>>>
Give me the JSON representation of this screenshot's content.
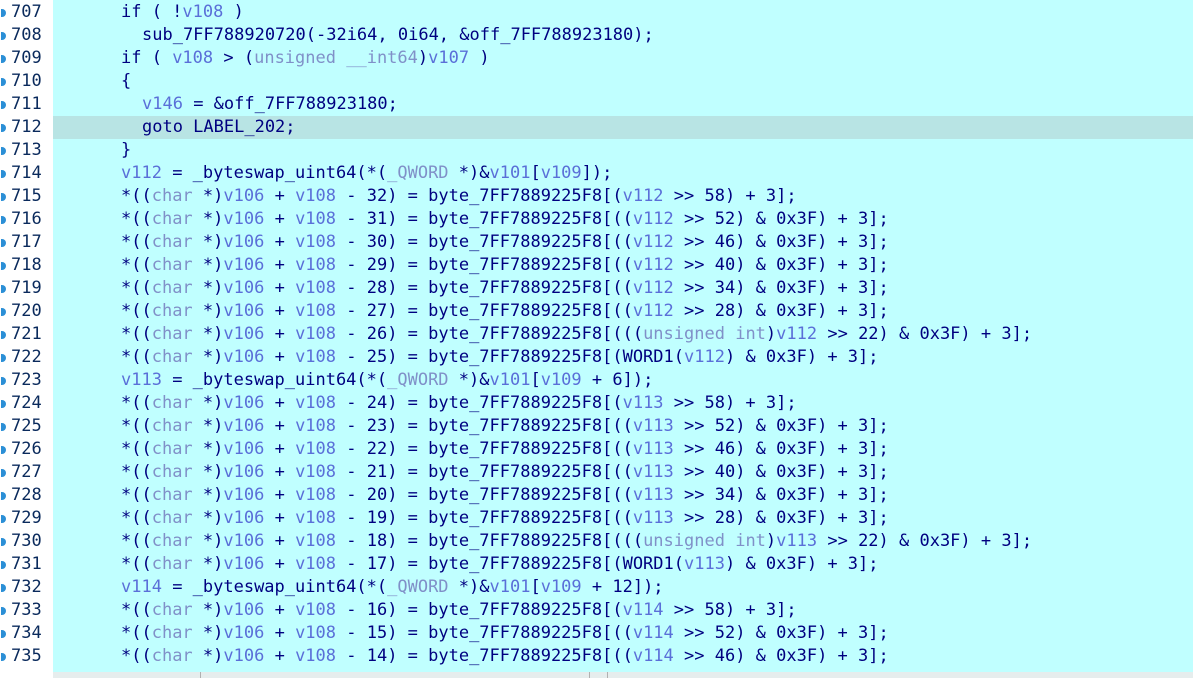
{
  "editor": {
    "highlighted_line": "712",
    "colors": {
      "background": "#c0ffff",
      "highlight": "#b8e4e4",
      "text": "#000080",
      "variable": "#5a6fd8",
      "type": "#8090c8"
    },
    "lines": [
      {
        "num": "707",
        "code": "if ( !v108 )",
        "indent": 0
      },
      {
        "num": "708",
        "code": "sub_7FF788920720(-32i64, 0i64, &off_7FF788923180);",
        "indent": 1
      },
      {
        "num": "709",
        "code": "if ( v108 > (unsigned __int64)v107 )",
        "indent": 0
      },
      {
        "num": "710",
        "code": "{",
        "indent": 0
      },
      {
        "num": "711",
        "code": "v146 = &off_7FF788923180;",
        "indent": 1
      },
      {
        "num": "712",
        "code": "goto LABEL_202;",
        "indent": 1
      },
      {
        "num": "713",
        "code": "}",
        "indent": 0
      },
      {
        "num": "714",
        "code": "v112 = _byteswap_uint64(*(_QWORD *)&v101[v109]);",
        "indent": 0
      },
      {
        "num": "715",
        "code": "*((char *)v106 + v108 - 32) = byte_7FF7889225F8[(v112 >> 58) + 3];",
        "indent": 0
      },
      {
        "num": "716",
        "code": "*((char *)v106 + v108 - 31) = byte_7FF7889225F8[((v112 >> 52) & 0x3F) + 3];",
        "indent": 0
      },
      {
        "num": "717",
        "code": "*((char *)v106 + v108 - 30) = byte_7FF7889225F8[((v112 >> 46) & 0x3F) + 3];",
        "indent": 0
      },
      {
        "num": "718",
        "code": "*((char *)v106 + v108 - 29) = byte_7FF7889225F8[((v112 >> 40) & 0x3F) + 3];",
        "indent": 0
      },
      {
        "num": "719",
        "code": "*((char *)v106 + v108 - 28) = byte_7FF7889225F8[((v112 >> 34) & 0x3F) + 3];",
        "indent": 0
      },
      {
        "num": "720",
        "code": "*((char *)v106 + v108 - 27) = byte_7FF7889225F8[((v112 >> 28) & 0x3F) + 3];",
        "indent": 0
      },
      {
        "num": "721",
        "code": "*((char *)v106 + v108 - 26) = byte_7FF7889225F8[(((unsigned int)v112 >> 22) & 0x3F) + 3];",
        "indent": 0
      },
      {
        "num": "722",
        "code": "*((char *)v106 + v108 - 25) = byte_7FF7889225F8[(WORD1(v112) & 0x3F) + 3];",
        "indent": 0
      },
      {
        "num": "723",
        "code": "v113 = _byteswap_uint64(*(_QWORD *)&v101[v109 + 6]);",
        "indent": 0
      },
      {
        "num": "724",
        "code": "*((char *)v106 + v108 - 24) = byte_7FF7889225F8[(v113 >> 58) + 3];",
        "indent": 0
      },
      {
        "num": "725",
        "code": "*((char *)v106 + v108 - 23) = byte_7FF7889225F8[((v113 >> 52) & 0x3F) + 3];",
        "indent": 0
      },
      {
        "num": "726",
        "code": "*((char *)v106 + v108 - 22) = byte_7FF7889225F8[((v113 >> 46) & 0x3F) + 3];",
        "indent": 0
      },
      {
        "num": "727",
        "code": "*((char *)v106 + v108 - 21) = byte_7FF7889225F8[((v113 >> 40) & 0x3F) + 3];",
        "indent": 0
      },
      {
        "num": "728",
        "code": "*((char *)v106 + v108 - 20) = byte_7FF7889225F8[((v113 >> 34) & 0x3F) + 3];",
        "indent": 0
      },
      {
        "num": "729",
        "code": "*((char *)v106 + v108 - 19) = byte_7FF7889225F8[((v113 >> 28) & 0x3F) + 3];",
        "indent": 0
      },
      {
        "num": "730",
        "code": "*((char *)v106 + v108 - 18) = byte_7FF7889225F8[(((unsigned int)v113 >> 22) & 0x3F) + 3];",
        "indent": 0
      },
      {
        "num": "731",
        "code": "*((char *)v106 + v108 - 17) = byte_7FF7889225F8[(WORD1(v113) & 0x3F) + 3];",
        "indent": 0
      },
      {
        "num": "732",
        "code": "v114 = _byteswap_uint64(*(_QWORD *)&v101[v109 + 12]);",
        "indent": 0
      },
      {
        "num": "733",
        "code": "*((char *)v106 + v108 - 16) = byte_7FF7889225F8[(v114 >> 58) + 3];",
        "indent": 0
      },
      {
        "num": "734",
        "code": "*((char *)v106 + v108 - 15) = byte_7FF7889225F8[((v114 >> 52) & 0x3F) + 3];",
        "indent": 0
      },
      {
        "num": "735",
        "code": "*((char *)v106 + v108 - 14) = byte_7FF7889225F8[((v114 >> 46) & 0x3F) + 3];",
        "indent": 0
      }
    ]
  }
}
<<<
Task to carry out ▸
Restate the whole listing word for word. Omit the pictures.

Your response ▸
Give me the JSON representation of this screenshot's content.
{
  "editor": {
    "highlighted_line": "712",
    "colors": {
      "background": "#c0ffff",
      "highlight": "#b8e4e4",
      "text": "#000080",
      "variable": "#5a6fd8",
      "type": "#8090c8"
    },
    "lines": [
      {
        "num": "707",
        "code": "if ( !v108 )",
        "indent": 0
      },
      {
        "num": "708",
        "code": "sub_7FF788920720(-32i64, 0i64, &off_7FF788923180);",
        "indent": 1
      },
      {
        "num": "709",
        "code": "if ( v108 > (unsigned __int64)v107 )",
        "indent": 0
      },
      {
        "num": "710",
        "code": "{",
        "indent": 0
      },
      {
        "num": "711",
        "code": "v146 = &off_7FF788923180;",
        "indent": 1
      },
      {
        "num": "712",
        "code": "goto LABEL_202;",
        "indent": 1
      },
      {
        "num": "713",
        "code": "}",
        "indent": 0
      },
      {
        "num": "714",
        "code": "v112 = _byteswap_uint64(*(_QWORD *)&v101[v109]);",
        "indent": 0
      },
      {
        "num": "715",
        "code": "*((char *)v106 + v108 - 32) = byte_7FF7889225F8[(v112 >> 58) + 3];",
        "indent": 0
      },
      {
        "num": "716",
        "code": "*((char *)v106 + v108 - 31) = byte_7FF7889225F8[((v112 >> 52) & 0x3F) + 3];",
        "indent": 0
      },
      {
        "num": "717",
        "code": "*((char *)v106 + v108 - 30) = byte_7FF7889225F8[((v112 >> 46) & 0x3F) + 3];",
        "indent": 0
      },
      {
        "num": "718",
        "code": "*((char *)v106 + v108 - 29) = byte_7FF7889225F8[((v112 >> 40) & 0x3F) + 3];",
        "indent": 0
      },
      {
        "num": "719",
        "code": "*((char *)v106 + v108 - 28) = byte_7FF7889225F8[((v112 >> 34) & 0x3F) + 3];",
        "indent": 0
      },
      {
        "num": "720",
        "code": "*((char *)v106 + v108 - 27) = byte_7FF7889225F8[((v112 >> 28) & 0x3F) + 3];",
        "indent": 0
      },
      {
        "num": "721",
        "code": "*((char *)v106 + v108 - 26) = byte_7FF7889225F8[(((unsigned int)v112 >> 22) & 0x3F) + 3];",
        "indent": 0
      },
      {
        "num": "722",
        "code": "*((char *)v106 + v108 - 25) = byte_7FF7889225F8[(WORD1(v112) & 0x3F) + 3];",
        "indent": 0
      },
      {
        "num": "723",
        "code": "v113 = _byteswap_uint64(*(_QWORD *)&v101[v109 + 6]);",
        "indent": 0
      },
      {
        "num": "724",
        "code": "*((char *)v106 + v108 - 24) = byte_7FF7889225F8[(v113 >> 58) + 3];",
        "indent": 0
      },
      {
        "num": "725",
        "code": "*((char *)v106 + v108 - 23) = byte_7FF7889225F8[((v113 >> 52) & 0x3F) + 3];",
        "indent": 0
      },
      {
        "num": "726",
        "code": "*((char *)v106 + v108 - 22) = byte_7FF7889225F8[((v113 >> 46) & 0x3F) + 3];",
        "indent": 0
      },
      {
        "num": "727",
        "code": "*((char *)v106 + v108 - 21) = byte_7FF7889225F8[((v113 >> 40) & 0x3F) + 3];",
        "indent": 0
      },
      {
        "num": "728",
        "code": "*((char *)v106 + v108 - 20) = byte_7FF7889225F8[((v113 >> 34) & 0x3F) + 3];",
        "indent": 0
      },
      {
        "num": "729",
        "code": "*((char *)v106 + v108 - 19) = byte_7FF7889225F8[((v113 >> 28) & 0x3F) + 3];",
        "indent": 0
      },
      {
        "num": "730",
        "code": "*((char *)v106 + v108 - 18) = byte_7FF7889225F8[(((unsigned int)v113 >> 22) & 0x3F) + 3];",
        "indent": 0
      },
      {
        "num": "731",
        "code": "*((char *)v106 + v108 - 17) = byte_7FF7889225F8[(WORD1(v113) & 0x3F) + 3];",
        "indent": 0
      },
      {
        "num": "732",
        "code": "v114 = _byteswap_uint64(*(_QWORD *)&v101[v109 + 12]);",
        "indent": 0
      },
      {
        "num": "733",
        "code": "*((char *)v106 + v108 - 16) = byte_7FF7889225F8[(v114 >> 58) + 3];",
        "indent": 0
      },
      {
        "num": "734",
        "code": "*((char *)v106 + v108 - 15) = byte_7FF7889225F8[((v114 >> 52) & 0x3F) + 3];",
        "indent": 0
      },
      {
        "num": "735",
        "code": "*((char *)v106 + v108 - 14) = byte_7FF7889225F8[((v114 >> 46) & 0x3F) + 3];",
        "indent": 0
      }
    ]
  }
}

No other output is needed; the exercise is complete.